Search the entries for the word "text" and copy each line that has it.

Interface dataset entries
━━━━━━
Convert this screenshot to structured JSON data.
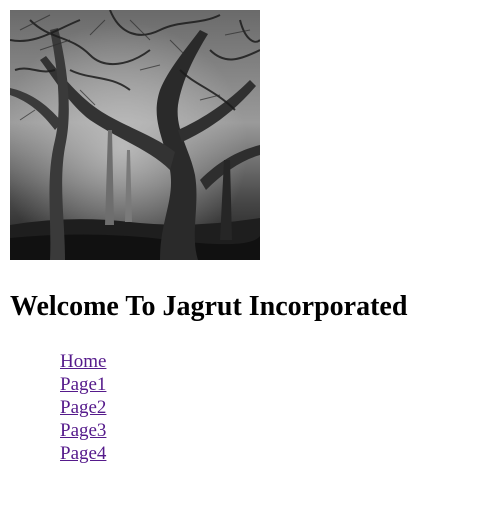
{
  "page": {
    "title": "Welcome To Jagrut Incorporated"
  },
  "hero_image": {
    "description_icon": "forest-photo"
  },
  "nav": {
    "items": [
      {
        "label": "Home"
      },
      {
        "label": "Page1"
      },
      {
        "label": "Page2"
      },
      {
        "label": "Page3"
      },
      {
        "label": "Page4"
      }
    ]
  },
  "colors": {
    "link_visited": "#551a8b",
    "text": "#000000",
    "background": "#ffffff"
  }
}
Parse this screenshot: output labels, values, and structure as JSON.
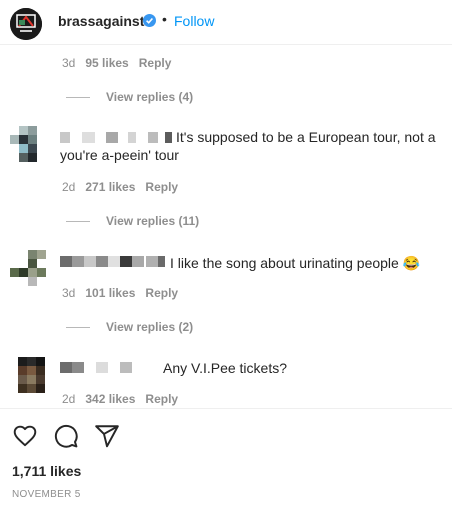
{
  "header": {
    "username": "brassagainst",
    "separator": "•",
    "follow_label": "Follow",
    "brand_color": "#0095f6"
  },
  "top_reply": {
    "age": "3d",
    "likes": "95 likes",
    "reply_label": "Reply",
    "view_replies": "View replies (4)"
  },
  "comments": [
    {
      "text": "It's supposed to be a European tour, not a you're a-peein' tour",
      "age": "2d",
      "likes": "271 likes",
      "reply_label": "Reply",
      "view_replies": "View replies (11)"
    },
    {
      "text": "I like the song about urinating people",
      "emoji": "😂",
      "age": "3d",
      "likes": "101 likes",
      "reply_label": "Reply",
      "view_replies": "View replies (2)"
    },
    {
      "text": "Any V.I.Pee tickets?",
      "age": "2d",
      "likes": "342 likes",
      "reply_label": "Reply"
    }
  ],
  "footer": {
    "likes_total": "1,711 likes",
    "date": "NOVEMBER 5",
    "icons": [
      "heart-icon",
      "comment-icon",
      "share-icon"
    ]
  }
}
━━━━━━
• _Your response_:
    "text": "#000000",
      "text": "It's supposed to be a European tour, not a you're a-peein' tour",
      "text": "I like the song about urinating people",
      "text": "Any V.I.Pee tickets?",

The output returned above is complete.